**Data for the task:**
——————
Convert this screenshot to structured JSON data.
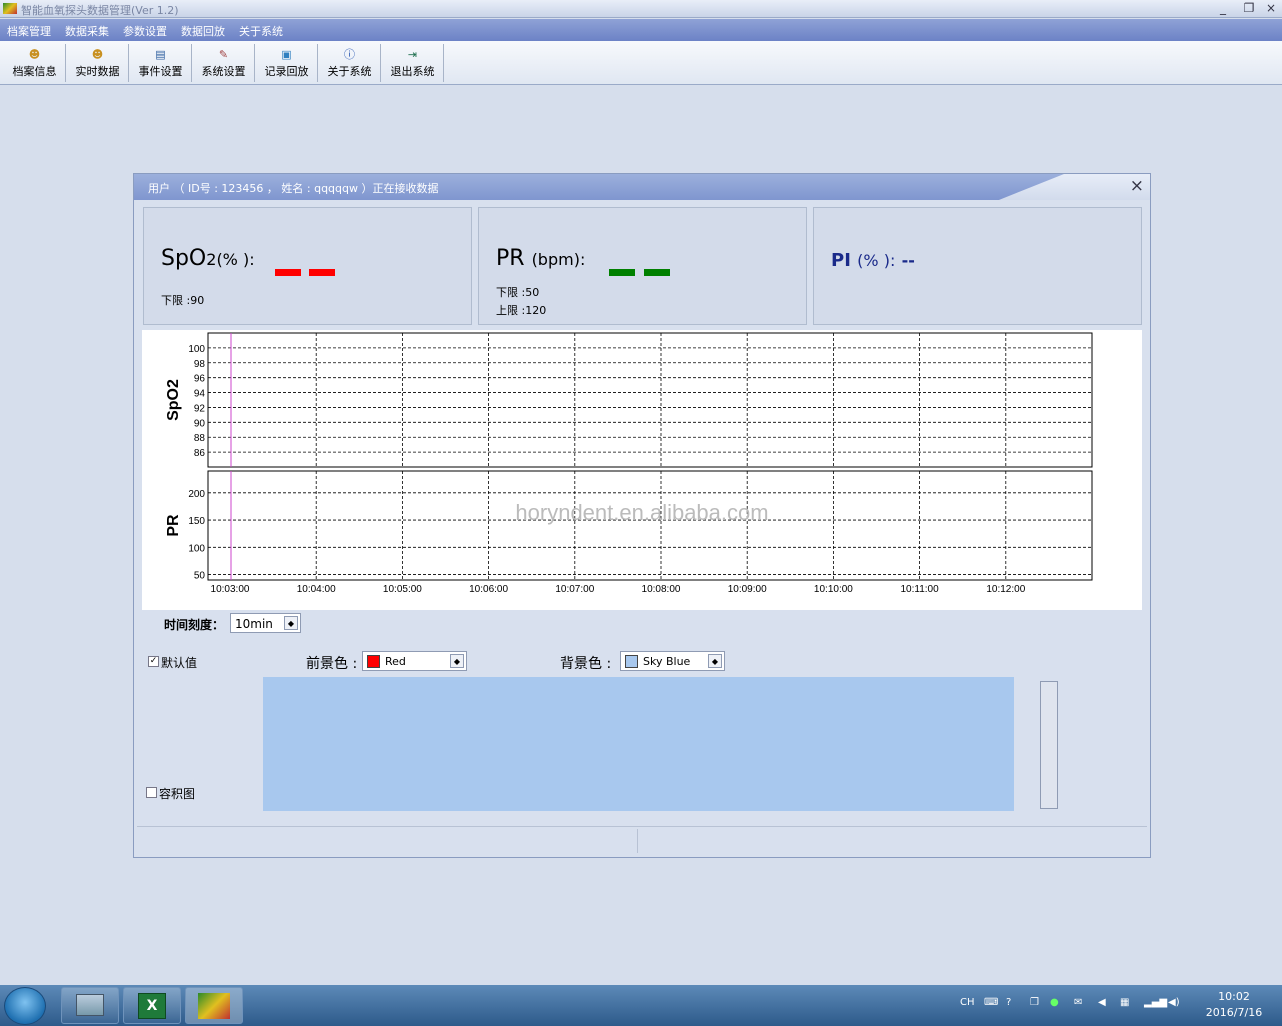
{
  "app": {
    "title": "智能血氧探头数据管理(Ver 1.2)",
    "win_min": "_",
    "win_restore": "❐",
    "win_close": "×"
  },
  "menu": [
    "档案管理",
    "数据采集",
    "参数设置",
    "数据回放",
    "关于系统"
  ],
  "toolbar": [
    {
      "label": "档案信息",
      "icon": "user-profile-icon"
    },
    {
      "label": "实时数据",
      "icon": "realtime-user-icon"
    },
    {
      "label": "事件设置",
      "icon": "event-settings-icon"
    },
    {
      "label": "系统设置",
      "icon": "system-tools-icon"
    },
    {
      "label": "记录回放",
      "icon": "record-playback-icon"
    },
    {
      "label": "关于系统",
      "icon": "info-icon"
    },
    {
      "label": "退出系统",
      "icon": "exit-door-icon"
    }
  ],
  "dialog": {
    "title": "用户 （ ID号 : 123456 ，   姓名 : qqqqqw ）正在接收数据",
    "close": "×"
  },
  "params": {
    "spo2": {
      "name": "SpO",
      "sub": "2",
      "unit": "(% ):",
      "lower": "下限 :90",
      "color": "#ff0000"
    },
    "pr": {
      "name": "PR",
      "unit": "(bpm):",
      "lower": "下限 :50",
      "upper": "上限 :120",
      "color": "#008000"
    },
    "pi": {
      "name": "PI",
      "unit": "(% ):",
      "value": "--",
      "color": "#1a2a8a"
    }
  },
  "chart_data": {
    "type": "line",
    "panels": [
      {
        "ylabel": "SpO2",
        "yticks": [
          100,
          98,
          96,
          94,
          92,
          90,
          88,
          86
        ],
        "ylim": [
          84,
          102
        ]
      },
      {
        "ylabel": "PR",
        "yticks": [
          200,
          150,
          100,
          50
        ],
        "ylim": [
          40,
          240
        ]
      }
    ],
    "x": [
      "10:03:00",
      "10:04:00",
      "10:05:00",
      "10:06:00",
      "10:07:00",
      "10:08:00",
      "10:09:00",
      "10:10:00",
      "10:11:00",
      "10:12:00"
    ],
    "cursor_time": "10:03:00",
    "series": [],
    "grid": true,
    "cursor_color": "#cc44cc"
  },
  "controls": {
    "time_scale_label": "时间刻度：",
    "time_scale_value": "10min",
    "default_label": "默认值",
    "default_checked": true,
    "fg_label": "前景色 :",
    "fg_value": "Red",
    "fg_swatch": "#ff0000",
    "bg_label": "背景色 :",
    "bg_value": "Sky Blue",
    "bg_swatch": "#a8c8ee",
    "volume_label": "容积图",
    "volume_checked": false
  },
  "watermark": "horyndent.en.alibaba.com",
  "taskbar": {
    "tray_lang": "CH",
    "time": "10:02",
    "date": "2016/7/16"
  }
}
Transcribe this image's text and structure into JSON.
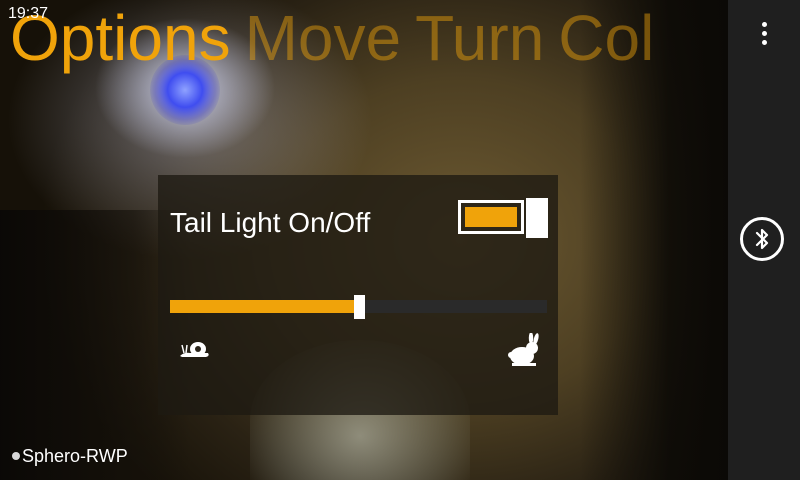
{
  "status_bar": {
    "time": "19:37"
  },
  "pivot": {
    "headers": [
      "Options",
      "Move",
      "Turn",
      "Col"
    ],
    "active_index": 0,
    "accent_color": "#f0a30a"
  },
  "options_panel": {
    "tail_light_label": "Tail Light On/Off",
    "tail_light_on": true,
    "speed_slider_value": 0.5,
    "speed_slider_min_icon": "snail-icon",
    "speed_slider_max_icon": "rabbit-icon"
  },
  "app_bar": {
    "more_icon": "more-dots-icon",
    "bluetooth_icon": "bluetooth-icon"
  },
  "device": {
    "name": "Sphero-RWP"
  }
}
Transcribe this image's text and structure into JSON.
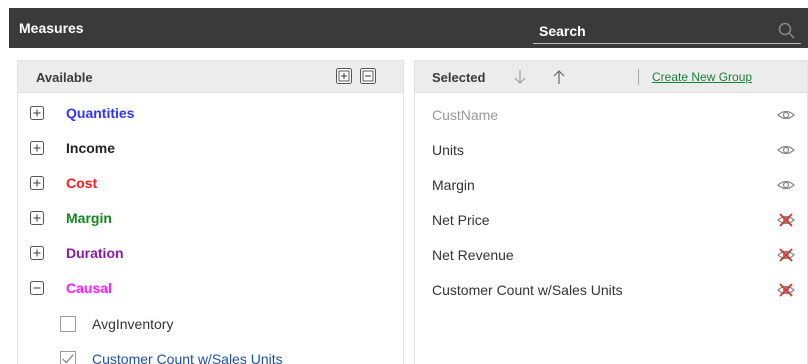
{
  "header": {
    "title": "Measures",
    "search_placeholder": "Search",
    "search_icon": "search-icon"
  },
  "available": {
    "title": "Available",
    "groups": [
      {
        "label": "Quantities",
        "color": "#3333ff",
        "expanded": false
      },
      {
        "label": "Income",
        "color": "#222222",
        "expanded": false
      },
      {
        "label": "Cost",
        "color": "#ff1a1a",
        "expanded": false
      },
      {
        "label": "Margin",
        "color": "#13871f",
        "expanded": false
      },
      {
        "label": "Duration",
        "color": "#8b1aa8",
        "expanded": false
      },
      {
        "label": "Causal",
        "color": "#ff1aff",
        "expanded": true
      }
    ],
    "causal_items": [
      {
        "label": "AvgInventory",
        "checked": false
      },
      {
        "label": "Customer Count w/Sales Units",
        "checked": true
      }
    ]
  },
  "selected": {
    "title": "Selected",
    "create_group_link": "Create New Group",
    "items": [
      {
        "label": "CustName",
        "visibility": "visible",
        "muted": true
      },
      {
        "label": "Units",
        "visibility": "visible",
        "muted": false
      },
      {
        "label": "Margin",
        "visibility": "visible",
        "muted": false
      },
      {
        "label": "Net Price",
        "visibility": "hidden",
        "muted": false
      },
      {
        "label": "Net Revenue",
        "visibility": "hidden",
        "muted": false
      },
      {
        "label": "Customer Count w/Sales Units",
        "visibility": "hidden",
        "muted": false
      }
    ]
  }
}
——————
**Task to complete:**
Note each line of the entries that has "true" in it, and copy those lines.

**Task solution:**
    "grid": true,
    "default_checked": true,
    "tail_light_on": true,
        "expanded": true
        "checked": true
        "muted": true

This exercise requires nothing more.